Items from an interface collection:

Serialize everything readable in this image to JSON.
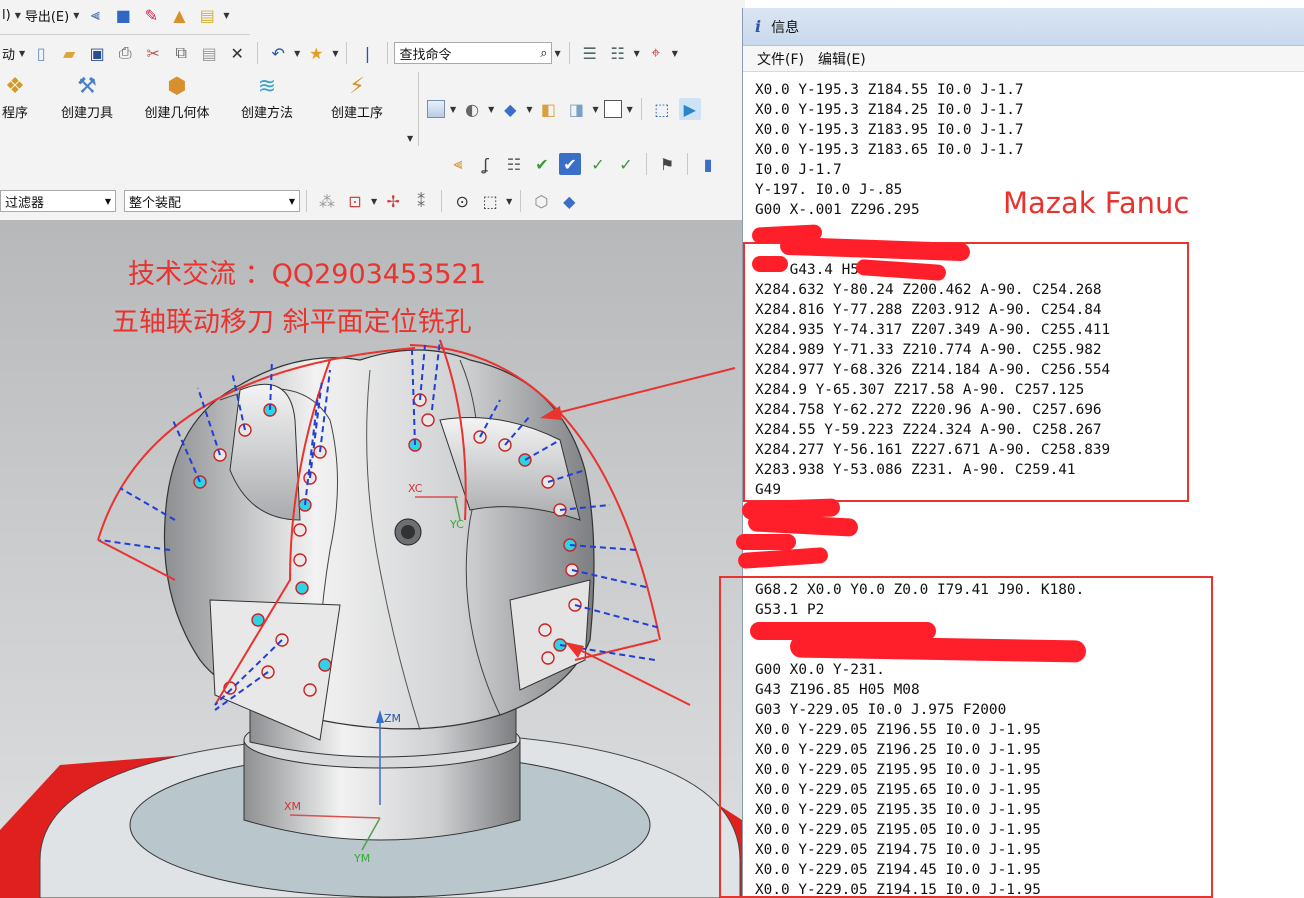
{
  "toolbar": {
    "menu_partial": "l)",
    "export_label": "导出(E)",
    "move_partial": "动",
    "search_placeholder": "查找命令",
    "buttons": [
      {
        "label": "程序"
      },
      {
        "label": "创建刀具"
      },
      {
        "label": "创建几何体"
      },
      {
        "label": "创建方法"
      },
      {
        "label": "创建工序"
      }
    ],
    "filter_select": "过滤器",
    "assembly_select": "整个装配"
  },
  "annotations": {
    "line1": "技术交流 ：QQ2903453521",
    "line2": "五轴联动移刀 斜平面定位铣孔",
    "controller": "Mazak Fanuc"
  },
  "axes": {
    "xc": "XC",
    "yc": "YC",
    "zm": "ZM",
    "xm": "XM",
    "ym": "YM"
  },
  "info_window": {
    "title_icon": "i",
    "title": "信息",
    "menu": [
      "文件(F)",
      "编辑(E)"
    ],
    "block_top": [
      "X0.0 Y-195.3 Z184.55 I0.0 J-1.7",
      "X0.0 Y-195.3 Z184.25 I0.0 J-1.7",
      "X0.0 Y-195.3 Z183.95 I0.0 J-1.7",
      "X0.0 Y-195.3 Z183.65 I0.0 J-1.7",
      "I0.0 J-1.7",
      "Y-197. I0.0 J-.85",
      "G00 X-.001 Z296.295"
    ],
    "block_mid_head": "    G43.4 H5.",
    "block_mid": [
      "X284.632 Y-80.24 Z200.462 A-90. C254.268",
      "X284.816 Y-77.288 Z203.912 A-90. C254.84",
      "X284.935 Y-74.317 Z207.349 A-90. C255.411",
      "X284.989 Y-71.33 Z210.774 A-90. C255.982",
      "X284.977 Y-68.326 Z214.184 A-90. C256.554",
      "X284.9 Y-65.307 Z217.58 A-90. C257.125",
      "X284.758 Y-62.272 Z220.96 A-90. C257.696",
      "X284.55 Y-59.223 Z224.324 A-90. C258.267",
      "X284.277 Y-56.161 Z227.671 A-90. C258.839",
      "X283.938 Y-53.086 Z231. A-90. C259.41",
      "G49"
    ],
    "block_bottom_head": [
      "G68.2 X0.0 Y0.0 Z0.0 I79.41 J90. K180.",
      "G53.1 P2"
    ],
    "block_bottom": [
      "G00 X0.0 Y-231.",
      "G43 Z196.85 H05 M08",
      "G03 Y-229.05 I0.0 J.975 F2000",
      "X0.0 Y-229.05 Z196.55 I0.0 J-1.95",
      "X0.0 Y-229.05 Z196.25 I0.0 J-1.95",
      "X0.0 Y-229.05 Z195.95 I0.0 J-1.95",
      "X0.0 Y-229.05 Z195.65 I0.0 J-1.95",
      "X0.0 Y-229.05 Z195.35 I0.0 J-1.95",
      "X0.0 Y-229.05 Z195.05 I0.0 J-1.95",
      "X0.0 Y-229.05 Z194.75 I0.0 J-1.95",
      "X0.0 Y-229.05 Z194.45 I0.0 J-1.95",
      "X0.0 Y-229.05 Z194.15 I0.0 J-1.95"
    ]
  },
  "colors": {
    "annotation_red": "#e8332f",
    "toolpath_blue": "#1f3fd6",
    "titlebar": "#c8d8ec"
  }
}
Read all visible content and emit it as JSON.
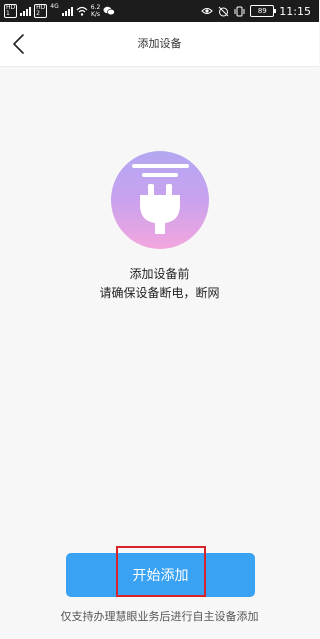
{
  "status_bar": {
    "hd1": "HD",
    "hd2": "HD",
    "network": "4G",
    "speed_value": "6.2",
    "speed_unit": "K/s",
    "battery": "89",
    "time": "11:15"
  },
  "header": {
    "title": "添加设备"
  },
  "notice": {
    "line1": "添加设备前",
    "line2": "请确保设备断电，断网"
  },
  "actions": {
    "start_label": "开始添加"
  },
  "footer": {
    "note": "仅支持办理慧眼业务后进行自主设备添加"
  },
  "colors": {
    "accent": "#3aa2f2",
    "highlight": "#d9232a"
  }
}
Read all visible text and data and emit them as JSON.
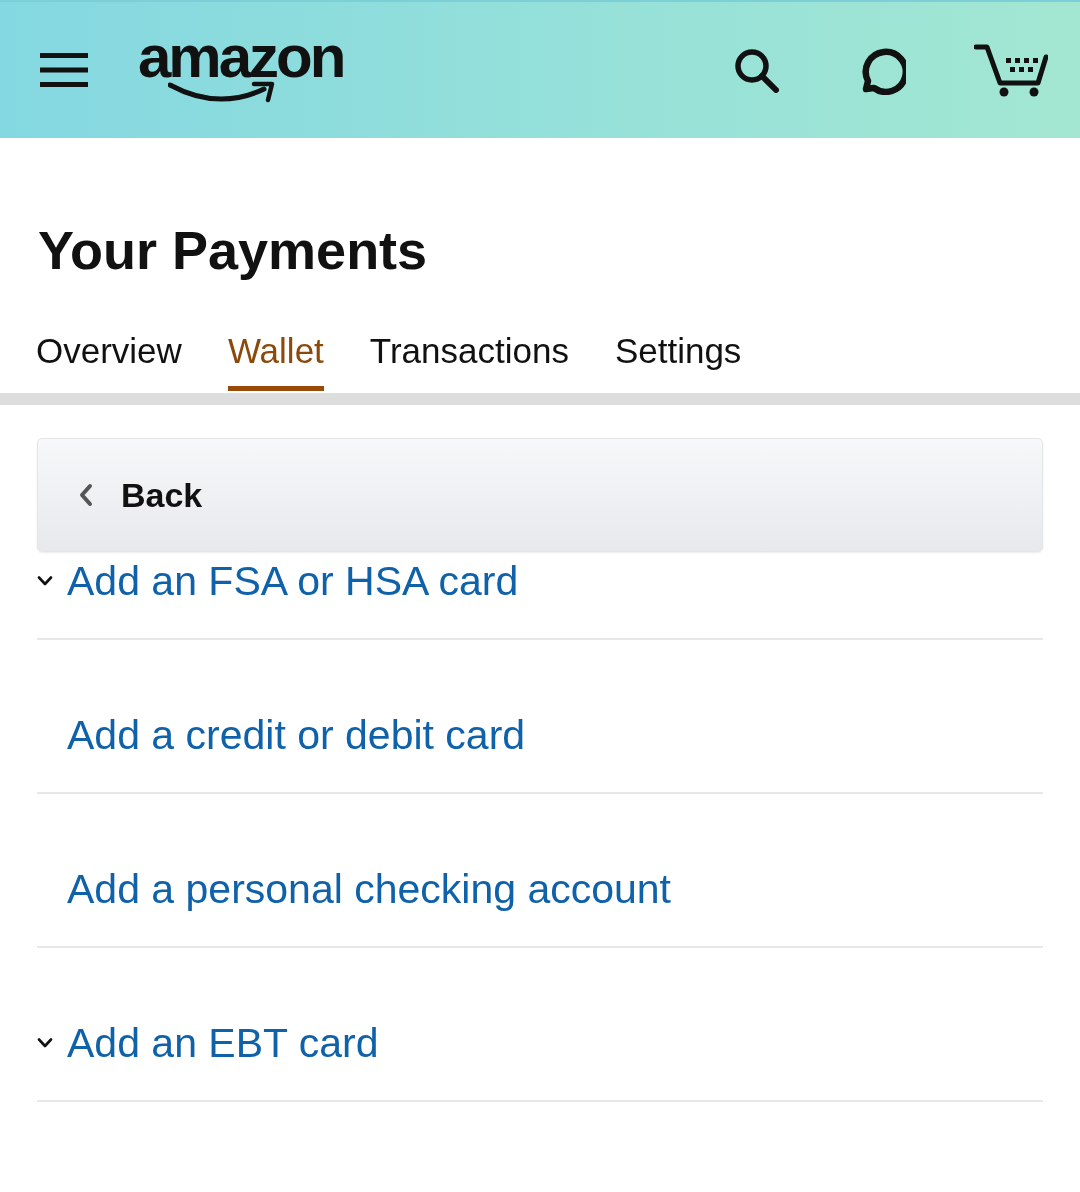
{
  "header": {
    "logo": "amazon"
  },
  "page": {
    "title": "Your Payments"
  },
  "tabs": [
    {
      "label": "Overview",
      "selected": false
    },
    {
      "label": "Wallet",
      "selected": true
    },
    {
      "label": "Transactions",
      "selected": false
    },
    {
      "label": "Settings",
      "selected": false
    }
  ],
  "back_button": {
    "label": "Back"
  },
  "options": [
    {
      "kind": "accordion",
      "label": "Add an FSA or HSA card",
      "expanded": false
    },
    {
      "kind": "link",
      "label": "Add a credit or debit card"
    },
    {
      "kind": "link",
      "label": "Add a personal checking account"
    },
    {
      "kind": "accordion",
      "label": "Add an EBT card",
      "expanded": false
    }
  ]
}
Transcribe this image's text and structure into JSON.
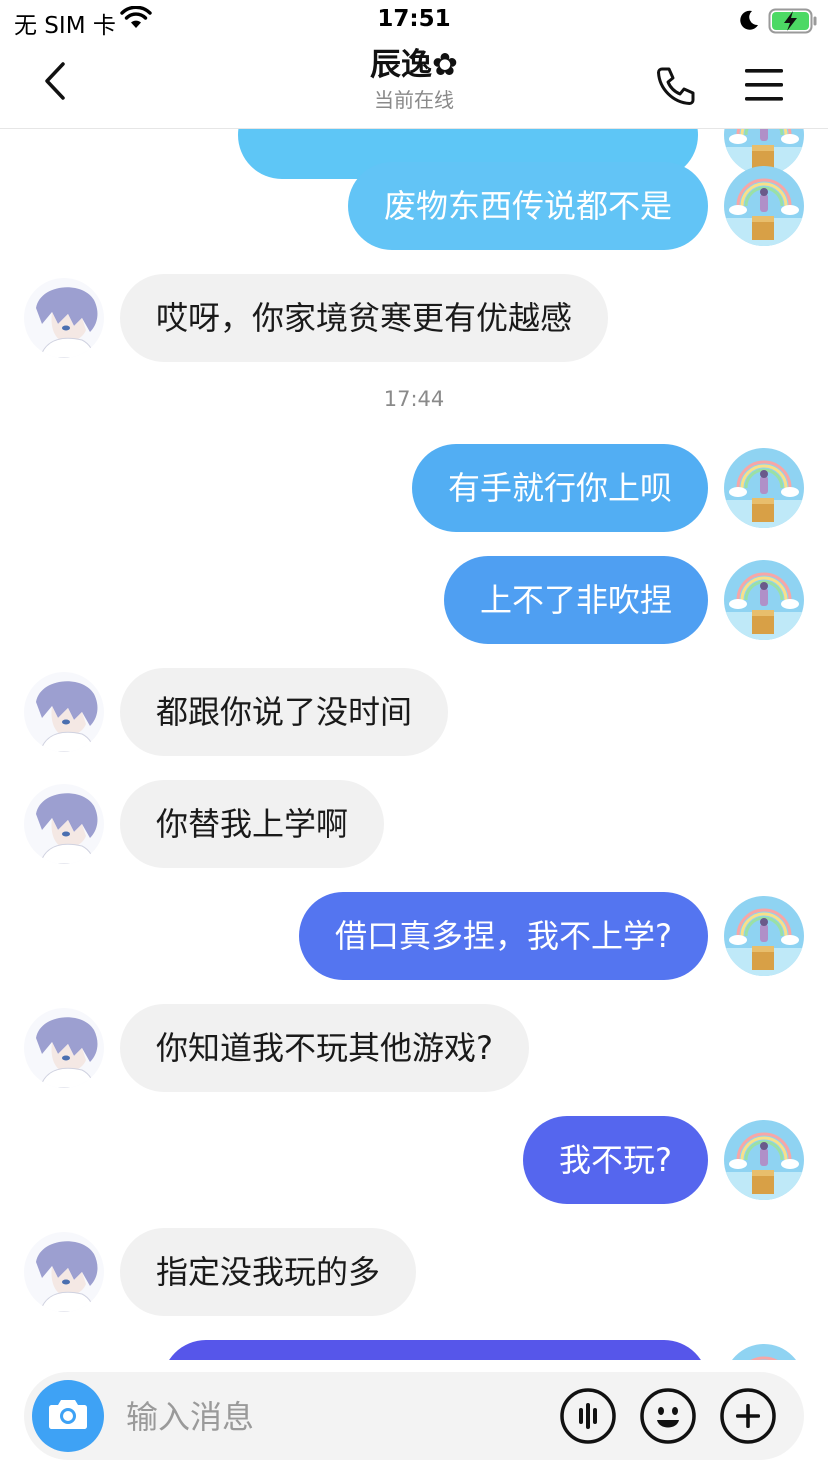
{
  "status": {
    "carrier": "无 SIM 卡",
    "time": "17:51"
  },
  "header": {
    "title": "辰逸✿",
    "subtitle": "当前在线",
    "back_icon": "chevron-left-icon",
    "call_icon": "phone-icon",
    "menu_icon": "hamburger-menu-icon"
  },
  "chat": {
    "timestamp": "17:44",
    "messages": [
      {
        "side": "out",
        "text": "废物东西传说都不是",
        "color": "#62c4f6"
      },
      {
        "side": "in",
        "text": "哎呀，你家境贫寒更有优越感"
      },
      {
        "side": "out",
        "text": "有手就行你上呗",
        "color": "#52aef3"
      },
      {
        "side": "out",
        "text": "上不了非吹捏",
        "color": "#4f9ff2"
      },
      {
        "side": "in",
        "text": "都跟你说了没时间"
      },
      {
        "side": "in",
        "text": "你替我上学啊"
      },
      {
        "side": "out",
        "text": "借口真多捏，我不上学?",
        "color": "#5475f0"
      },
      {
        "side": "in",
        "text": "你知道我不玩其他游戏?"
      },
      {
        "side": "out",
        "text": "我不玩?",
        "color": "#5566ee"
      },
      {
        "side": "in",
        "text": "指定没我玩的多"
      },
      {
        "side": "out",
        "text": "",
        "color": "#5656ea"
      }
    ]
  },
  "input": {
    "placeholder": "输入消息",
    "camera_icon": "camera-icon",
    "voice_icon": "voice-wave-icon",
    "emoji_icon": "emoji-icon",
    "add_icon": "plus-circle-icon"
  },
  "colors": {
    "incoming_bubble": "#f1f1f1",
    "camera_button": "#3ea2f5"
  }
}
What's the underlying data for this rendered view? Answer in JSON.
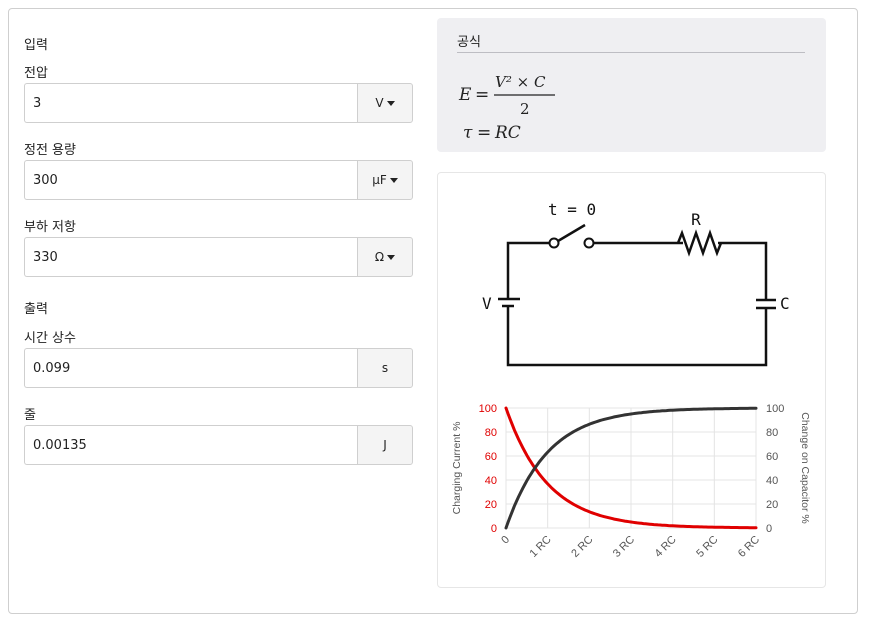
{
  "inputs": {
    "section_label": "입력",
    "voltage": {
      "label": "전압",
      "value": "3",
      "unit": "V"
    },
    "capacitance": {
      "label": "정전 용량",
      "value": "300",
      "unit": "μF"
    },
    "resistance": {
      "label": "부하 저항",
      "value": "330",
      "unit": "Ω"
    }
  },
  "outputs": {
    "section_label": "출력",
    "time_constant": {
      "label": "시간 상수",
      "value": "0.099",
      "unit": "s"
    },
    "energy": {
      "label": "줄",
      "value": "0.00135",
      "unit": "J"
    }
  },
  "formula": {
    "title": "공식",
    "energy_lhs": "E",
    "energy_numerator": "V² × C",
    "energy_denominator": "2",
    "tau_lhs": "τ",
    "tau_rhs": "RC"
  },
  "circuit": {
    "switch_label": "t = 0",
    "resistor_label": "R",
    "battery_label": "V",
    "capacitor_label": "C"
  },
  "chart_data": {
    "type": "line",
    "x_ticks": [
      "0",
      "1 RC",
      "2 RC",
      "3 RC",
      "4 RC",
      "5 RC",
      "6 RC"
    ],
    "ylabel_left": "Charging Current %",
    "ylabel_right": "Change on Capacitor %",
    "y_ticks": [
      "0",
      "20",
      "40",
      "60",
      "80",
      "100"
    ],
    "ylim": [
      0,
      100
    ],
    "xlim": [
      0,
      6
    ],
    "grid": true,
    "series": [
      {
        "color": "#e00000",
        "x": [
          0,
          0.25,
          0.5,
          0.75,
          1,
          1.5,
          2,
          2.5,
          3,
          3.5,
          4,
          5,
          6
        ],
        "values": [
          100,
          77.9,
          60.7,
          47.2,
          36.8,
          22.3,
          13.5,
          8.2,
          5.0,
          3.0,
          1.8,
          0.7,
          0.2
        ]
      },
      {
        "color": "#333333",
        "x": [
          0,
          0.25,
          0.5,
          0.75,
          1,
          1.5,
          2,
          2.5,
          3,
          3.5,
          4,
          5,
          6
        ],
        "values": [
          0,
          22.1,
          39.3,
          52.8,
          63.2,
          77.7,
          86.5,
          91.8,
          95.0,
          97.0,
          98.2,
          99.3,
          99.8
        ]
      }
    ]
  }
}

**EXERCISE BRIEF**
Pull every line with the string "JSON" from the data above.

**EXERCISE SOLUTION**
Serialize everything readable in this image to JSON.
Read all visible content and emit it as JSON.
Read all visible text and data and emit them as JSON.
Transcribe this image's text and structure into JSON.
What's the underlying data for this rendered view? Answer in JSON.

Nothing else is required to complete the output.